Data under study: Begin

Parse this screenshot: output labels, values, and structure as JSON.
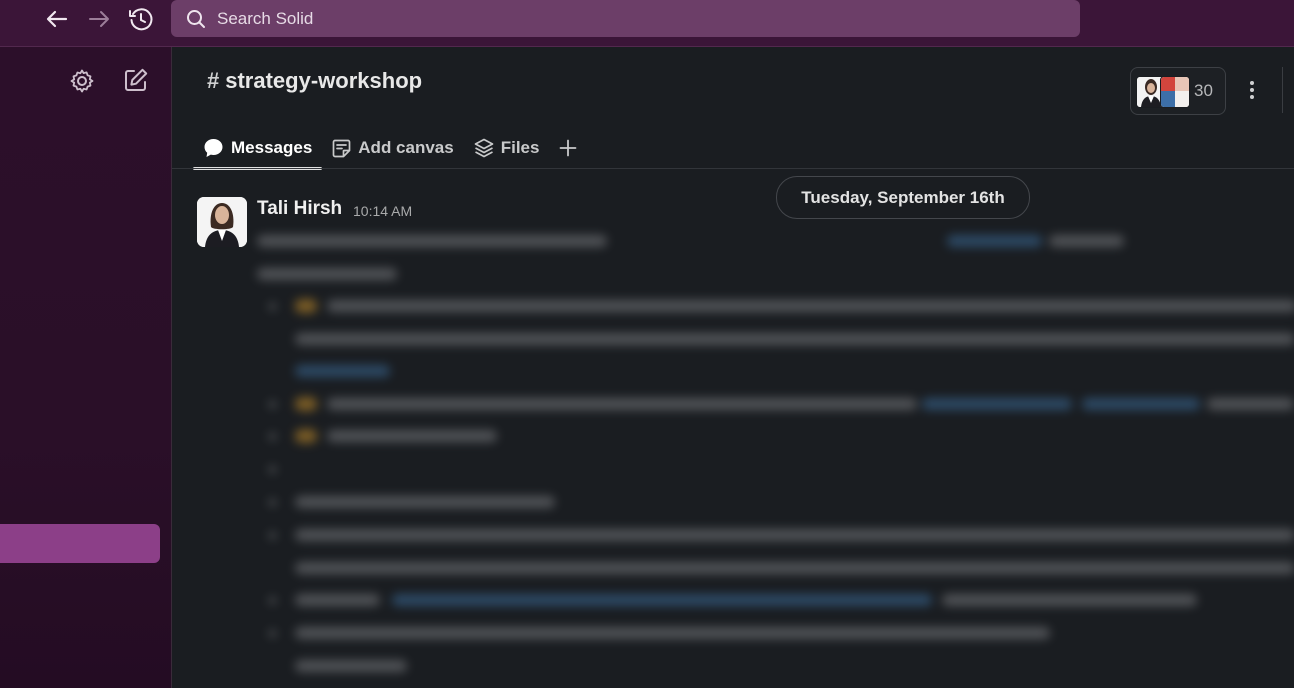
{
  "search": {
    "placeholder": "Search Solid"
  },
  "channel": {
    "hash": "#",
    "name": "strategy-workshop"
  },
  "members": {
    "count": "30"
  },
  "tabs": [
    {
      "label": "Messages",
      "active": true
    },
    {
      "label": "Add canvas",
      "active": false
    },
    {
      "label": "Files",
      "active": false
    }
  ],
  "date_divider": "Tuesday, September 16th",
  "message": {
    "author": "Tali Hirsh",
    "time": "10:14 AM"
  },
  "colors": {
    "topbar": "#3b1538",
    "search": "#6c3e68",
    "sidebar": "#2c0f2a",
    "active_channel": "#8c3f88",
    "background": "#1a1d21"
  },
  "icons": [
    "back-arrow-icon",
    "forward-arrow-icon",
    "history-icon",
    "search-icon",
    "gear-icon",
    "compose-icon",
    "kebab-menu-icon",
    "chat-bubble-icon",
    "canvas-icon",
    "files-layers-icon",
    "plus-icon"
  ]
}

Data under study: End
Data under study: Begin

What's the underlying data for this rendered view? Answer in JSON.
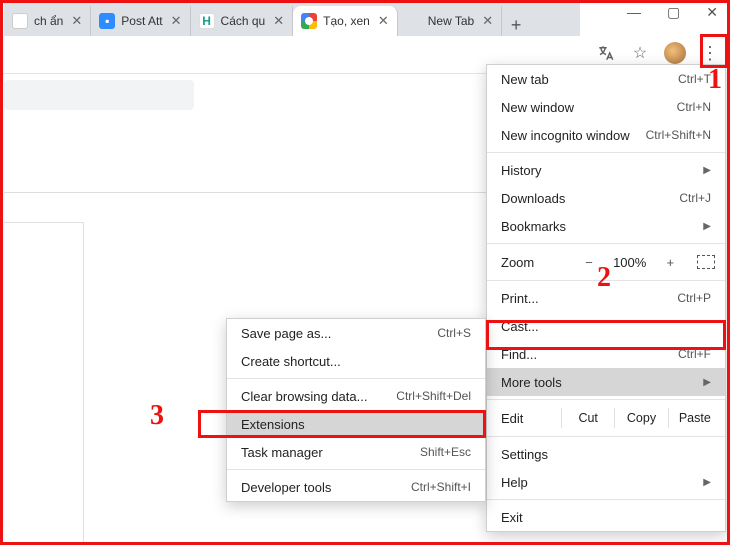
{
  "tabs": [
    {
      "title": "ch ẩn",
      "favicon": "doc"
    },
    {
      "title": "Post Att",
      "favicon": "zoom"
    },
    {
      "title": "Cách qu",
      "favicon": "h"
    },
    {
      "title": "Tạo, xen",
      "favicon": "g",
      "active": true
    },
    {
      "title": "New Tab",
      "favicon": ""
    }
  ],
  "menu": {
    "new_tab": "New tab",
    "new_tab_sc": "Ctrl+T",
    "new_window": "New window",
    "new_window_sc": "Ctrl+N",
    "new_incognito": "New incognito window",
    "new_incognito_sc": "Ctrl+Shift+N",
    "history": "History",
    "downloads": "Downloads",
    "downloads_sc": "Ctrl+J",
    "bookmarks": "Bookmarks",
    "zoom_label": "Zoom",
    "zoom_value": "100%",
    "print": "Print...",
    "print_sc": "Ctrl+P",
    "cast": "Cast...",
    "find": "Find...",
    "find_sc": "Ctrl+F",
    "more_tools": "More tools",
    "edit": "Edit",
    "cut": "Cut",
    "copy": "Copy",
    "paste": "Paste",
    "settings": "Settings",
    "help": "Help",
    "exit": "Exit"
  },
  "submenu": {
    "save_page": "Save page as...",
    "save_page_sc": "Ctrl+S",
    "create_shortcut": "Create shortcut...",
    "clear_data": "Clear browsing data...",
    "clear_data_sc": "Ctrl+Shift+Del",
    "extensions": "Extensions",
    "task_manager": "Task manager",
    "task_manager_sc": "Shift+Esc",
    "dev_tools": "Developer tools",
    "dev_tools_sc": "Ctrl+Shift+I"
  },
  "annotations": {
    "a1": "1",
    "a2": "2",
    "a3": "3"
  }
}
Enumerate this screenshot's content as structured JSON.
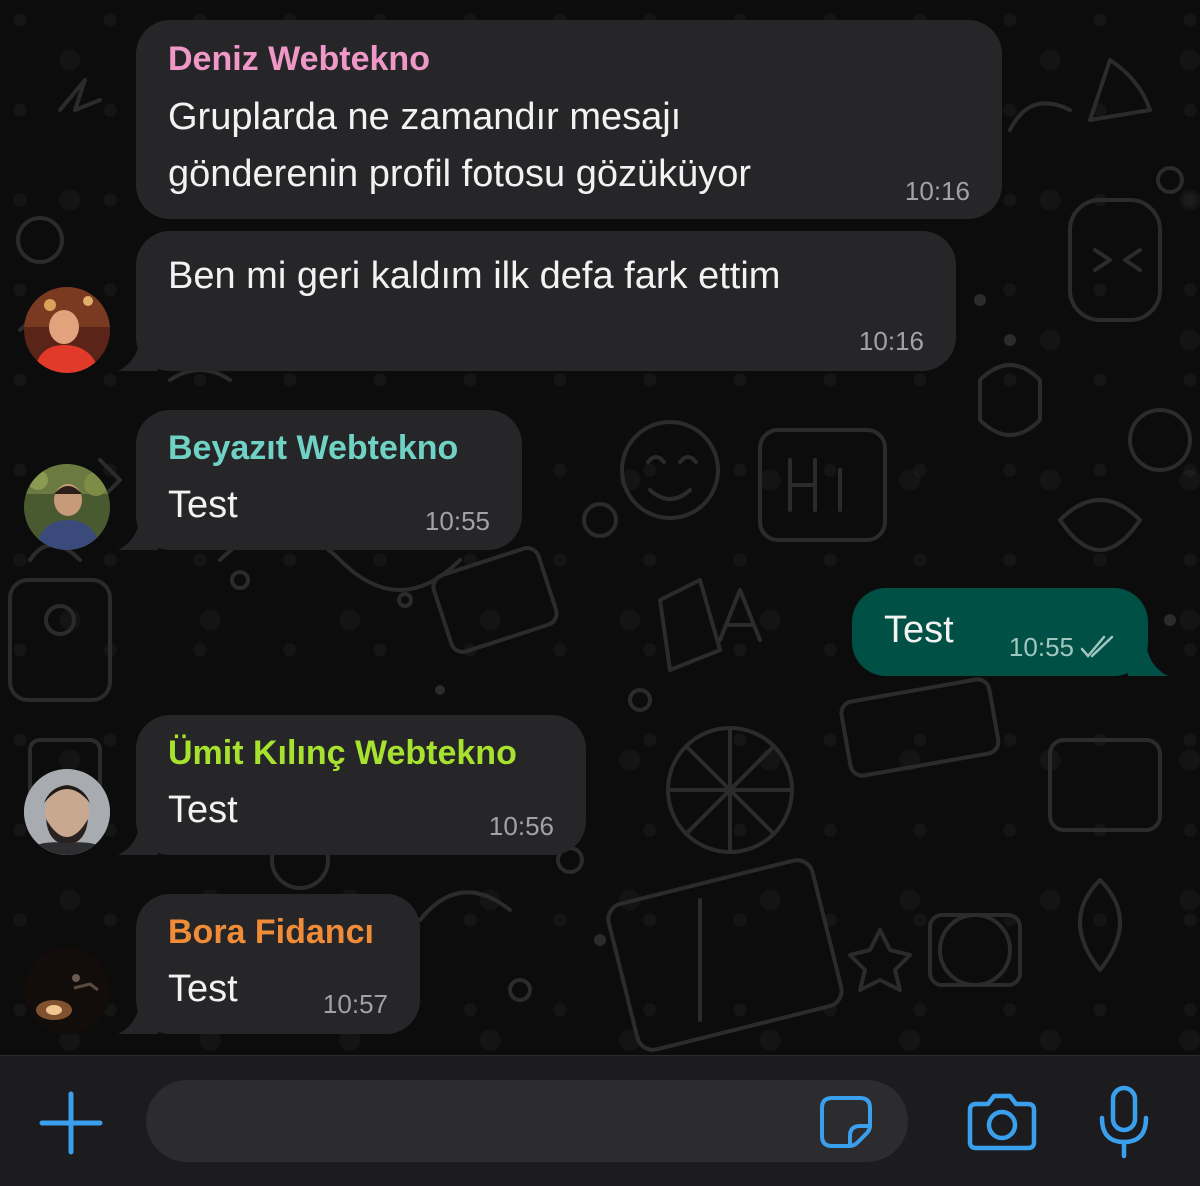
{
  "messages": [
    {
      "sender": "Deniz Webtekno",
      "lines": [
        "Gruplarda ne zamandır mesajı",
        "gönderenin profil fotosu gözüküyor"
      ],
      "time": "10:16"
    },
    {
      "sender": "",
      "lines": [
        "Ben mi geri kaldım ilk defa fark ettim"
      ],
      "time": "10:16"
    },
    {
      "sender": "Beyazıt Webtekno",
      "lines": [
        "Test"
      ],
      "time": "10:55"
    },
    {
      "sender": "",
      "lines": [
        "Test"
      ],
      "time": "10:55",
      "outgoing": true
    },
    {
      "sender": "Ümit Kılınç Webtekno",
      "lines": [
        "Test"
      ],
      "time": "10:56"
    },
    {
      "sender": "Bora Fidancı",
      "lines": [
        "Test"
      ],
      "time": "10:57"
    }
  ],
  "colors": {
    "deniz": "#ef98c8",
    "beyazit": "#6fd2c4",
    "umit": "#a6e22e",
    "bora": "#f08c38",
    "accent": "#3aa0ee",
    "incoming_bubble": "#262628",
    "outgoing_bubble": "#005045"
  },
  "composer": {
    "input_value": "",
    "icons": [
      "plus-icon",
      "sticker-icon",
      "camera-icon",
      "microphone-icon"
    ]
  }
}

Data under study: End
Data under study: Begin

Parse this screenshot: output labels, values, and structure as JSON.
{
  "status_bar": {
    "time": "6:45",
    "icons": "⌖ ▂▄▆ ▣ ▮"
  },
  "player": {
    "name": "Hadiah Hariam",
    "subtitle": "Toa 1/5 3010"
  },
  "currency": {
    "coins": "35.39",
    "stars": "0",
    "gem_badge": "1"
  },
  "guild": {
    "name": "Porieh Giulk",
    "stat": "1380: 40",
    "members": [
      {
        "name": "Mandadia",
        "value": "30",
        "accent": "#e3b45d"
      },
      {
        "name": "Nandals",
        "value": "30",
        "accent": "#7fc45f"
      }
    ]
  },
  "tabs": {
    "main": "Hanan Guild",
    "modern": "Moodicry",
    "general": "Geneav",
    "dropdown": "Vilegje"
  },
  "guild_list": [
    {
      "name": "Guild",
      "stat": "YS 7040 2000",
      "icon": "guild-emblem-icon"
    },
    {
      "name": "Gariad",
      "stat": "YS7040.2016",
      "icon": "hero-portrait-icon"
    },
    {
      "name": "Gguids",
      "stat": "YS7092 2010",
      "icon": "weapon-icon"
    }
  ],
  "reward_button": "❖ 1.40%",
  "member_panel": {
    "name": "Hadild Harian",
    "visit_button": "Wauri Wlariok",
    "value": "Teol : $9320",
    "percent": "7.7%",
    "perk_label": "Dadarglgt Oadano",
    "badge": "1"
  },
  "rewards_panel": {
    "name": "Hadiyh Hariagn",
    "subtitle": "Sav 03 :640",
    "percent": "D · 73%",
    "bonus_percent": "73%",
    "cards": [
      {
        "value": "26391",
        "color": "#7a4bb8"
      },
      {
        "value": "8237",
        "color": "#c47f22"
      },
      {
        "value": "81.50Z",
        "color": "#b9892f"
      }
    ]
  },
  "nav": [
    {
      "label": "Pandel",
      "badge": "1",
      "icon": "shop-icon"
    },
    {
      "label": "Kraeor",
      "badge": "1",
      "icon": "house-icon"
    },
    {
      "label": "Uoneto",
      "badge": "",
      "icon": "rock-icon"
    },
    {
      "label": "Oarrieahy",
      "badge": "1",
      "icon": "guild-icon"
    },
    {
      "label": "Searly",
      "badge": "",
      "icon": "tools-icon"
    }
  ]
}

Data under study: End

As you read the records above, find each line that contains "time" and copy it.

    "time": "10:14 AM"
      "time": "10:16"
      "time": "10:16"
      "time": "10:55"
      "time": "10:55",
      "time": "10:56"
      "time": "10:57"
    "time": "6:45",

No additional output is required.